Is Alzheimer’s Connected to Diet?

By 9  am on

How Is Alzheimer’s Linked to Diet in Pembroke Pines, FL

A healthy diet is definitely good for all parts of the body, including the brain, which is one of the reasons seniors are often advised to incorporate nutrient-rich foods into their diets to reduce their risk of developing dementia-related conditions such as Alzheimer’s disease (AD). But are there actual links between diet and Alzheimer’s? Recent research suggests this may be the case.

A Larger Study Presents Compelling Evidence

The Journal of Biological Chemistry reported a study involving mice showed positive diet changes reversed Alzheimer’s-like symptoms. However, a University of California study was the first of its kind to suggest a more conclusive link between Alzheimer’s and diet in humans. Researchers made this conclusion after evaluating 6,000 participants who were cognitively healthy when the study began by tracking eating habits and the development of Alzheimer’s symptoms.

If your loved one has been diagnosed with Alzheimer’s, help is just a phone call away. There are many reasons seniors might need assistance at home. Some may require regular mental stimulation due to an Alzheimer’s diagnosis, while others might only need part-time assistance with exercise and basic household tasks. Home Care Assistance is a leading elder care provider. Families rely on our expertly trained caregivers to help their senior loved ones maintain a high quality of life.

Certain Foods Can Negatively Affect the Brain cites research suggesting certain foods can affect memory and possibly increase the risk of developing Alzheimer’s and other forms of dementia. The main culprits include:

• Processed foods
• Bread, flour, rice, and other white foods
• Sugary beverages and snacks
• Refined carbohydrates

The reason it’s best for older adults to minimize their intake of such foods is because these items are associated with inflammation. This type of swelling could impede blood flow to the brain, which could then affect brain cell health and growth and increase susceptibility to developing Alzheimer’s.

Compounds Found in Certain Foods May Also Be AD Triggers

Rhode Island Hospital researchers noted a link between increased death rates from certain diseases, including Alzheimer’s, and compounds known as nitrites and nitrates. Foods like cured meats and bacon contain sizable amounts of these chemicals. notes foods containing a compound known as diacetyl may have a similar effect. This particular compound is primarily found in foods like microwave popcorn that have artificial butter flavoring.

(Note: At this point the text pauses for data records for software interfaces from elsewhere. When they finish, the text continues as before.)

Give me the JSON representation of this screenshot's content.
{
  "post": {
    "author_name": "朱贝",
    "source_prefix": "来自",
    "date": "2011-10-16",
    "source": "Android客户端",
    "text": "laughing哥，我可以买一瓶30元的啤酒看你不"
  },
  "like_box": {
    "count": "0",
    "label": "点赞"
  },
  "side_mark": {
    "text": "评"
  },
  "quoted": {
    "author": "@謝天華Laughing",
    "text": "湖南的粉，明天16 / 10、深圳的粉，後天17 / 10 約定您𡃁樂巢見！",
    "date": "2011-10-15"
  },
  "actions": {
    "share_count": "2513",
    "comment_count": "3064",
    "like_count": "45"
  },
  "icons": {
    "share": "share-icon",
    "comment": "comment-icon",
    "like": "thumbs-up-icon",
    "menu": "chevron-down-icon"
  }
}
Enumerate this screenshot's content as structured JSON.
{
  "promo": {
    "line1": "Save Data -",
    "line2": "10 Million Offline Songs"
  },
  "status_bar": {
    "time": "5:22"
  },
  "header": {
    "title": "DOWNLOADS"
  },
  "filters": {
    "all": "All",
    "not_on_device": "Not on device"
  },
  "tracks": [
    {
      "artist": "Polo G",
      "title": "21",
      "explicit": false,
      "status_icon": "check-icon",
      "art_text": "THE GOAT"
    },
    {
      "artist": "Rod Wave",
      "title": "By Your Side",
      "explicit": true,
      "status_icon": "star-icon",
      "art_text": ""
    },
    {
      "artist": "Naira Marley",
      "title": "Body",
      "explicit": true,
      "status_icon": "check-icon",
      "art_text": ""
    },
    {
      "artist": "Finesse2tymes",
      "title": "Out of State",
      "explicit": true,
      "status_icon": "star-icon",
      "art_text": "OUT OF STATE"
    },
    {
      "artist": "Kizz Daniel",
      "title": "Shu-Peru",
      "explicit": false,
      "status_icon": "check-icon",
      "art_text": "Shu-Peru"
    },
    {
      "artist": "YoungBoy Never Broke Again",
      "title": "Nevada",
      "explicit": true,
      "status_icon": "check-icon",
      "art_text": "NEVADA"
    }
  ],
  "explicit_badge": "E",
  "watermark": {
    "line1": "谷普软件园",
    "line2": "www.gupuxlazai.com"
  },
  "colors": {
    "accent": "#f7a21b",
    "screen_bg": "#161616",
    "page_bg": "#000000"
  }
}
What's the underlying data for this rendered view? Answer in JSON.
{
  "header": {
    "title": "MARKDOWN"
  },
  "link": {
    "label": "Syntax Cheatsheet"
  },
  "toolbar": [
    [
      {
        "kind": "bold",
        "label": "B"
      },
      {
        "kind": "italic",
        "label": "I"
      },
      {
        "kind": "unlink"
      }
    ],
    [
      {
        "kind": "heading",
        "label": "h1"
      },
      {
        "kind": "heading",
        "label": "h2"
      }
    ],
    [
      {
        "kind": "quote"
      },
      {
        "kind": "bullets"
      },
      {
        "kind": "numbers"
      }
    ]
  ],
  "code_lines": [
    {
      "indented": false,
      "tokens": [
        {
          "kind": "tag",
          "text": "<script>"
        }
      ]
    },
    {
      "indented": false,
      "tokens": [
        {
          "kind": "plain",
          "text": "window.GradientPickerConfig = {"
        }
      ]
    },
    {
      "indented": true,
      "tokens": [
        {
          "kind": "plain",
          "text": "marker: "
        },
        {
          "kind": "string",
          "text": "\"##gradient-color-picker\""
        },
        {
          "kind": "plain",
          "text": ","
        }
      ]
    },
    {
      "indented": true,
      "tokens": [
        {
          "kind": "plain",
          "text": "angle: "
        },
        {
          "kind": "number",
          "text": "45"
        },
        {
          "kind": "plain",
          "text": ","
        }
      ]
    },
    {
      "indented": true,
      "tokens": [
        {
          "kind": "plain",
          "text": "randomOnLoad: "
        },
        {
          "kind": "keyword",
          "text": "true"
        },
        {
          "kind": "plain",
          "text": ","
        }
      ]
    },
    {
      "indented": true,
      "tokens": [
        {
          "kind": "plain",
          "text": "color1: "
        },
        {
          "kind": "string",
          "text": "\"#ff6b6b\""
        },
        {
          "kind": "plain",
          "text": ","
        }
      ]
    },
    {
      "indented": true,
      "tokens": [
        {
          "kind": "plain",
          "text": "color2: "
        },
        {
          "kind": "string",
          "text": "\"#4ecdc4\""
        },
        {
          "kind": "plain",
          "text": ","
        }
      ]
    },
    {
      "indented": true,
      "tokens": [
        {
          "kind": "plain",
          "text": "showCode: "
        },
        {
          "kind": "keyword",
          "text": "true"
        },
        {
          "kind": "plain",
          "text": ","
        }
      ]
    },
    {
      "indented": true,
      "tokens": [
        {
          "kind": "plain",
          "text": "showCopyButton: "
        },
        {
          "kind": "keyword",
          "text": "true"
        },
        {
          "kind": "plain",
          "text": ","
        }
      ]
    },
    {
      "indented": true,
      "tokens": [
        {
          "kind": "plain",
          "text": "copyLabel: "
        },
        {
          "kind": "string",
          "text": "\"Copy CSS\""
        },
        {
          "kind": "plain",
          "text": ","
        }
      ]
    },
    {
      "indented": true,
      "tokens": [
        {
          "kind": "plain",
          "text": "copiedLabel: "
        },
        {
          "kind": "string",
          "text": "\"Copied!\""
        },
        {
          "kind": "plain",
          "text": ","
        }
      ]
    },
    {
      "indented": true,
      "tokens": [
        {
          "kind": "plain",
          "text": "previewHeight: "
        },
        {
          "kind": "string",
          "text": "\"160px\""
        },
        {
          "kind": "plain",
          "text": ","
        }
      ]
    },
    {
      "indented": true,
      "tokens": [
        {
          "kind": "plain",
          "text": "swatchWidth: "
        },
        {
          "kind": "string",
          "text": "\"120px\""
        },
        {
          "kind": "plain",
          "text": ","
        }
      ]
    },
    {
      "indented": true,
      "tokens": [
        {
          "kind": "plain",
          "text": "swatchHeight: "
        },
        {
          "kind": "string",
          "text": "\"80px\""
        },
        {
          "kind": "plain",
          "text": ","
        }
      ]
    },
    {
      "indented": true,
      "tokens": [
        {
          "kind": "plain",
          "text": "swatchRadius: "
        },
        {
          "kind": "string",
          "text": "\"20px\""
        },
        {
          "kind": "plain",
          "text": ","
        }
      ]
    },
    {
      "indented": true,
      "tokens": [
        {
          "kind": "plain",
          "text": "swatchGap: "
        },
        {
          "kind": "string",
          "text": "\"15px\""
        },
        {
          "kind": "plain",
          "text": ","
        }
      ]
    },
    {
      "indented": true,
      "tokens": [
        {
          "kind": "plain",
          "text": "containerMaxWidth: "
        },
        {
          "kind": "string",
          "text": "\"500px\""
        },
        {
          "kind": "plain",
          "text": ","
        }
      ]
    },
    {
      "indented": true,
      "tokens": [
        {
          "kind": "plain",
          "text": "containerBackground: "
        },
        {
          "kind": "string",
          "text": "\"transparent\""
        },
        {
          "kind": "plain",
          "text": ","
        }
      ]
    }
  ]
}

If your loved one needs help preparing nutritious meals, a home caregiver can be a wonderful source of support. In Pembroke Pines, elderly home care agencies can be a great boon to seniors. With the help of the caregivers at Home Care Assistance, your aging loved one can lead a happier and healthier life. We offer a revolutionary program called the Balanced Care Method, which encourages seniors to eat nutritious foods, exercise and socialize regularly, and focus on other lifestyle factors that increase life expectancy.

A Combination of Two Popular Diets Could Lower Alzheimer’s Risk

The Mayo Clinic cites research suggesting older adults may lower their AD risk by combining elements of two popular diets: the DASH diet, which is normally recommended to lower blood pressure, and the Mediterranean diet, which is associated with increased heart health. Researchers looked at foods associated with both of these diets and found many of them have the potential to boost cognitive health and certain memory-related abilities. In fact, observational studies suggest the MIND diet, which is a combination of the DASH and Mediterranean diets, could reduce the risk of developing Alzheimer’s by nearly 55 percent. MIND diet guidelines include:

• Having leafy green veggies at least six times a week
• Enjoying berries twice a week and non-leafy green vegetables every other day
• Limiting butter/margarine intake to less than a tablespoon a day
• Eating poultry twice a week and fish once a week
• Using olive oil for cooking 

If you’re the primary caregiver for a loved one with Alzheimer’s disease, you don’t have to go through it alone. Without the right assistance, Alzheimer’s can be challenging for seniors and their families to handle. If you’re looking for professional Alzheimer’s care, Pembroke Pines Home Care Assistance provides high-quality care aging adults and their families can count on. All of our hourly and live-in caregivers are trained to help seniors with Alzheimer’s live happier and healthier lives, and we also provide specialized dementia, stroke, and Parkinson’s care. If your loved one needs professional home care, Home Care Assistance is here to help. To hire a compassionate, dedicated caregiver, call us at (954) 374-8273 today.


Request Free Information or
Schedule a Free in-Home Consultation